The October roll-out of Apple’s iPhone 4S boosted its position in Britain and the US, but the new phones failed to excite interest in Europe, where Apple’s share of the fast-growing smartphone market slipped.
The smartphone industry is dominated by Google, which has stormed the market with its free Android platform.
“In Great Britain, the US and Australia, Apple’s new iPhone continues to fly off the shelf in the run-up to Christmas. However, this trend is far from universal,” said Dominic Sunnebo, global consumer insight director.
Apple’s market share in the 12 weeks to the end of November rose to 36% in the US from 25% a year earlier and in Britain to 31% from 21%.
However, in France its share slipped to 20% from 29% and from 27% to 22% in Germany. Similar drops were seen in Italy and Spain.

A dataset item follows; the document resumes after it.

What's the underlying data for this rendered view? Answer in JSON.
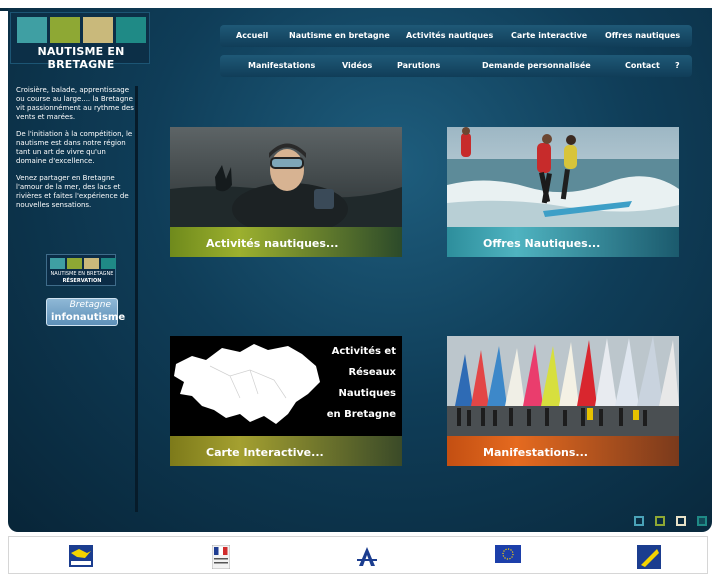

“The French market is showing increasing signs of price sensitivity,” Sunnebo said.
In part, the European sales of the Apple model were hit by weakening economies across the continent.
Eurozone GDP grew just 0.2% in the third quarter and economists expect it to contract in the fourth as well as in the first three months of next year, sending the bloc back into recession after its two-year recovery from the worst global financial crisis since the 1930s.
The eurozone debt crisis has scared off investment and eaten into business and consumer confidence, particularly since August when investors intensified their scrutiny of the bloc’s problems.
European consumers are keeping a lid on their expenses as government spending cuts and job losses deprive companies of demand for goods and crush exports.
Google had market shares of between 46% and 61% in all markets.
Mobile phone makers like Samsung, Sony Ericsson, LG Ericsson and Motorola all use its Android platform in their phones.
“In Germany, Android achieved a dominant 61% share of smartphone sales in the latest 12 weeks, with the Samsung Galaxy S II the top selling handset,” Sunnebo said.